Your goal ▸
If a record holds a picture, leave the picture out; return everything else exactly.

Input records ▸
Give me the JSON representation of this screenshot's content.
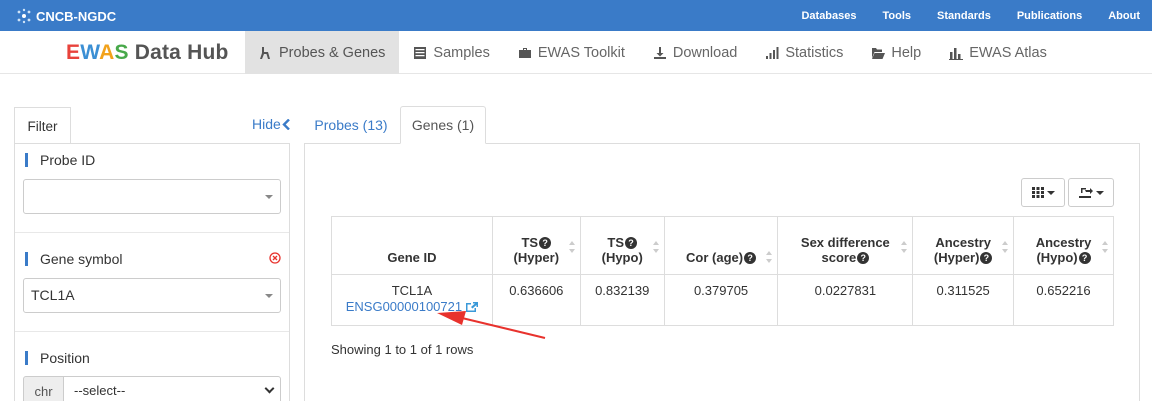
{
  "topbar": {
    "brand": "CNCB-NGDC",
    "links": [
      "Databases",
      "Tools",
      "Standards",
      "Publications",
      "About"
    ]
  },
  "app": {
    "title_parts": [
      "E",
      "W",
      "A",
      "S",
      " Data Hub"
    ]
  },
  "main_menu": [
    {
      "label": "Probes & Genes",
      "icon": "branch-icon",
      "active": true
    },
    {
      "label": "Samples",
      "icon": "list-icon",
      "active": false
    },
    {
      "label": "EWAS Toolkit",
      "icon": "briefcase-icon",
      "active": false
    },
    {
      "label": "Download",
      "icon": "download-icon",
      "active": false
    },
    {
      "label": "Statistics",
      "icon": "signal-icon",
      "active": false
    },
    {
      "label": "Help",
      "icon": "folder-open-icon",
      "active": false
    },
    {
      "label": "EWAS Atlas",
      "icon": "bar-chart-icon",
      "active": false
    }
  ],
  "sidebar": {
    "tab_label": "Filter",
    "hide_label": "Hide",
    "probe_id": {
      "label": "Probe ID",
      "value": ""
    },
    "gene_symbol": {
      "label": "Gene symbol",
      "value": "TCL1A"
    },
    "position": {
      "label": "Position",
      "chr_label": "chr",
      "select_value": "--select--"
    }
  },
  "tabs": {
    "probes": "Probes (13)",
    "genes": "Genes (1)"
  },
  "table": {
    "headers": {
      "gene_id": "Gene ID",
      "ts_hyper": [
        "TS",
        "(Hyper)"
      ],
      "ts_hypo": [
        "TS",
        "(Hypo)"
      ],
      "cor_age": "Cor (age)",
      "sex_diff": [
        "Sex difference",
        "score"
      ],
      "anc_hyper": [
        "Ancestry",
        "(Hyper)"
      ],
      "anc_hypo": [
        "Ancestry",
        "(Hypo)"
      ]
    },
    "rows": [
      {
        "gene_symbol": "TCL1A",
        "ensembl_id": "ENSG00000100721",
        "ts_hyper": "0.636606",
        "ts_hypo": "0.832139",
        "cor_age": "0.379705",
        "sex_diff": "0.0227831",
        "anc_hyper": "0.311525",
        "anc_hypo": "0.652216"
      }
    ]
  },
  "pagination": {
    "summary": "Showing 1 to 1 of 1 rows"
  },
  "colors": {
    "primary": "#3a7bc8",
    "annotation_arrow": "#e8322d"
  }
}
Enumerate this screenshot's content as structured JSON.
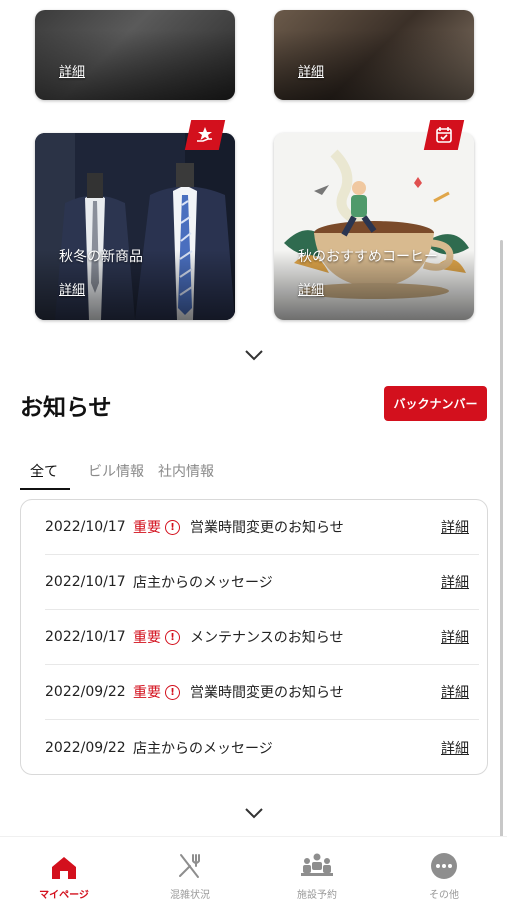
{
  "top_cards": [
    {
      "title": "",
      "detail_label": "詳細"
    },
    {
      "title": "",
      "detail_label": "詳細"
    }
  ],
  "cards": [
    {
      "title": "秋冬の新商品",
      "detail_label": "詳細",
      "badge_icon": "star-hand-icon"
    },
    {
      "title": "秋のおすすめコーヒー",
      "detail_label": "詳細",
      "badge_icon": "calendar-check-icon"
    }
  ],
  "news": {
    "title": "お知らせ",
    "back_number_label": "バックナンバー",
    "tabs": [
      "全て",
      "ビル情報",
      "社内情報"
    ],
    "active_tab": "全て",
    "items": [
      {
        "date": "2022/10/17",
        "important_label": "重要",
        "message": "営業時間変更のお知らせ",
        "detail_label": "詳細"
      },
      {
        "date": "2022/10/17",
        "important_label": "",
        "message": "店主からのメッセージ",
        "detail_label": "詳細"
      },
      {
        "date": "2022/10/17",
        "important_label": "重要",
        "message": "メンテナンスのお知らせ",
        "detail_label": "詳細"
      },
      {
        "date": "2022/09/22",
        "important_label": "重要",
        "message": "営業時間変更のお知らせ",
        "detail_label": "詳細"
      },
      {
        "date": "2022/09/22",
        "important_label": "",
        "message": "店主からのメッセージ",
        "detail_label": "詳細"
      }
    ]
  },
  "nav": {
    "items": [
      {
        "label": "マイページ",
        "icon": "home-icon",
        "active": true
      },
      {
        "label": "混雑状況",
        "icon": "fork-knife-icon",
        "active": false
      },
      {
        "label": "施設予約",
        "icon": "meeting-icon",
        "active": false
      },
      {
        "label": "その他",
        "icon": "more-icon",
        "active": false
      }
    ]
  },
  "colors": {
    "accent": "#d3101d",
    "text": "#222222",
    "muted": "#9a9a9a"
  }
}
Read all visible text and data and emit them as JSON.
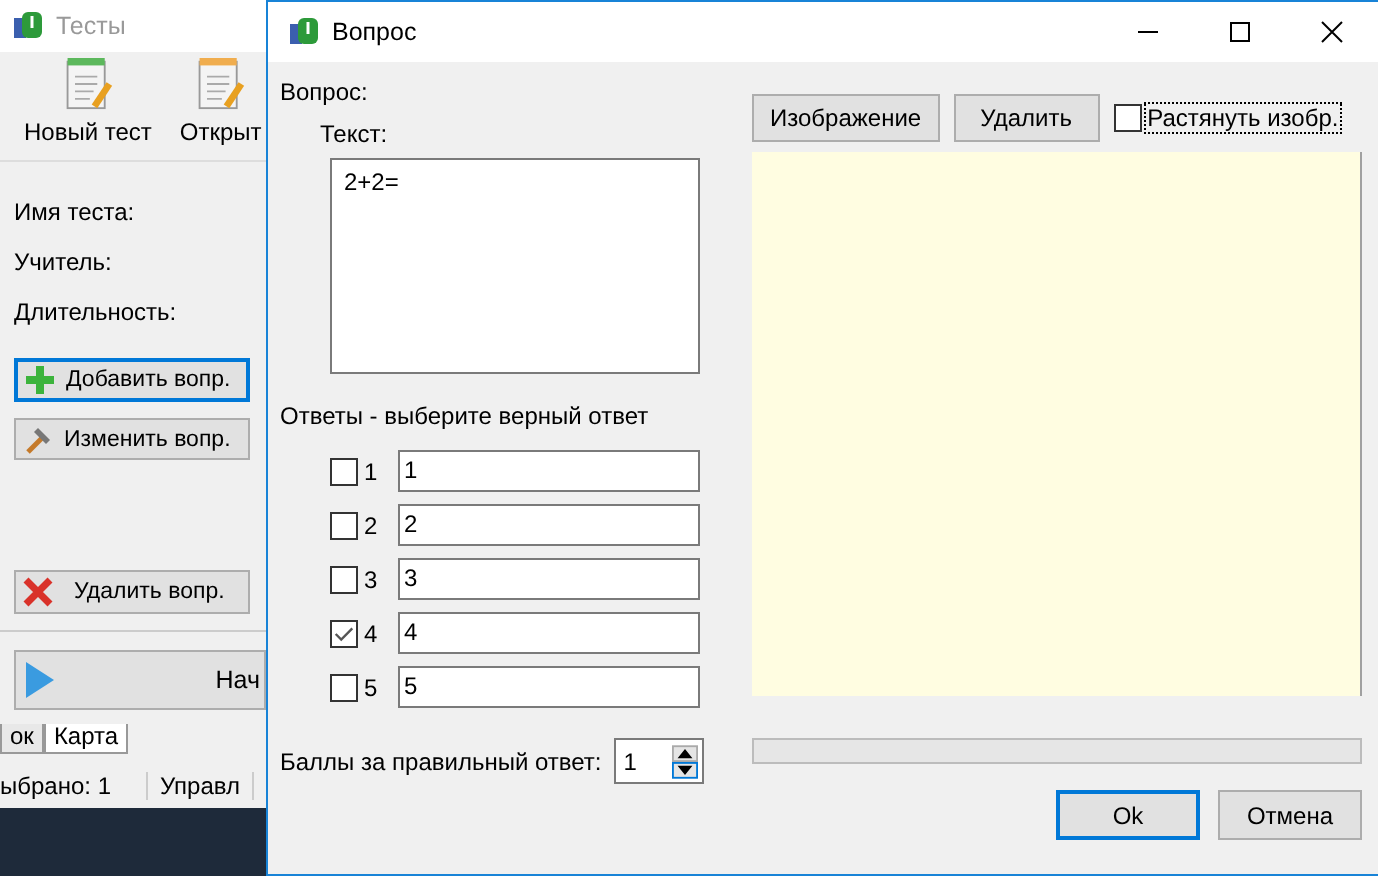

Answer for this exercise ▸
Give me the JSON representation of this screenshot's content.
{
  "topbar": {
    "brand": "CNCB-NGDC",
    "links": [
      "Databases",
      "Tools",
      "Standards",
      "Publications",
      "About"
    ]
  },
  "app": {
    "title_parts": [
      "E",
      "W",
      "A",
      "S",
      " Data Hub"
    ]
  },
  "main_menu": [
    {
      "label": "Probes & Genes",
      "icon": "branch-icon",
      "active": true
    },
    {
      "label": "Samples",
      "icon": "list-icon",
      "active": false
    },
    {
      "label": "EWAS Toolkit",
      "icon": "briefcase-icon",
      "active": false
    },
    {
      "label": "Download",
      "icon": "download-icon",
      "active": false
    },
    {
      "label": "Statistics",
      "icon": "signal-icon",
      "active": false
    },
    {
      "label": "Help",
      "icon": "folder-open-icon",
      "active": false
    },
    {
      "label": "EWAS Atlas",
      "icon": "bar-chart-icon",
      "active": false
    }
  ],
  "sidebar": {
    "tab_label": "Filter",
    "hide_label": "Hide",
    "probe_id": {
      "label": "Probe ID",
      "value": ""
    },
    "gene_symbol": {
      "label": "Gene symbol",
      "value": "TCL1A"
    },
    "position": {
      "label": "Position",
      "chr_label": "chr",
      "select_value": "--select--"
    }
  },
  "tabs": {
    "probes": "Probes (13)",
    "genes": "Genes (1)"
  },
  "table": {
    "headers": {
      "gene_id": "Gene ID",
      "ts_hyper": [
        "TS",
        "(Hyper)"
      ],
      "ts_hypo": [
        "TS",
        "(Hypo)"
      ],
      "cor_age": "Cor (age)",
      "sex_diff": [
        "Sex difference",
        "score"
      ],
      "anc_hyper": [
        "Ancestry",
        "(Hyper)"
      ],
      "anc_hypo": [
        "Ancestry",
        "(Hypo)"
      ]
    },
    "rows": [
      {
        "gene_symbol": "TCL1A",
        "ensembl_id": "ENSG00000100721",
        "ts_hyper": "0.636606",
        "ts_hypo": "0.832139",
        "cor_age": "0.379705",
        "sex_diff": "0.0227831",
        "anc_hyper": "0.311525",
        "anc_hypo": "0.652216"
      }
    ]
  },
  "pagination": {
    "summary": "Showing 1 to 1 of 1 rows"
  },
  "colors": {
    "primary": "#3a7bc8",
    "annotation_arrow": "#e8322d"
  }
}
Enumerate this screenshot's content as structured JSON.
{
  "top_cards": [
    {
      "title": "",
      "detail_label": "詳細"
    },
    {
      "title": "",
      "detail_label": "詳細"
    }
  ],
  "cards": [
    {
      "title": "秋冬の新商品",
      "detail_label": "詳細",
      "badge_icon": "star-hand-icon"
    },
    {
      "title": "秋のおすすめコーヒー",
      "detail_label": "詳細",
      "badge_icon": "calendar-check-icon"
    }
  ],
  "news": {
    "title": "お知らせ",
    "back_number_label": "バックナンバー",
    "tabs": [
      "全て",
      "ビル情報",
      "社内情報"
    ],
    "active_tab": "全て",
    "items": [
      {
        "date": "2022/10/17",
        "important_label": "重要",
        "message": "営業時間変更のお知らせ",
        "detail_label": "詳細"
      },
      {
        "date": "2022/10/17",
        "important_label": "",
        "message": "店主からのメッセージ",
        "detail_label": "詳細"
      },
      {
        "date": "2022/10/17",
        "important_label": "重要",
        "message": "メンテナンスのお知らせ",
        "detail_label": "詳細"
      },
      {
        "date": "2022/09/22",
        "important_label": "重要",
        "message": "営業時間変更のお知らせ",
        "detail_label": "詳細"
      },
      {
        "date": "2022/09/22",
        "important_label": "",
        "message": "店主からのメッセージ",
        "detail_label": "詳細"
      }
    ]
  },
  "nav": {
    "items": [
      {
        "label": "マイページ",
        "icon": "home-icon",
        "active": true
      },
      {
        "label": "混雑状況",
        "icon": "fork-knife-icon",
        "active": false
      },
      {
        "label": "施設予約",
        "icon": "meeting-icon",
        "active": false
      },
      {
        "label": "その他",
        "icon": "more-icon",
        "active": false
      }
    ]
  },
  "colors": {
    "accent": "#d3101d",
    "text": "#222222",
    "muted": "#9a9a9a"
  }
}
Read all visible text and data and emit them as JSON.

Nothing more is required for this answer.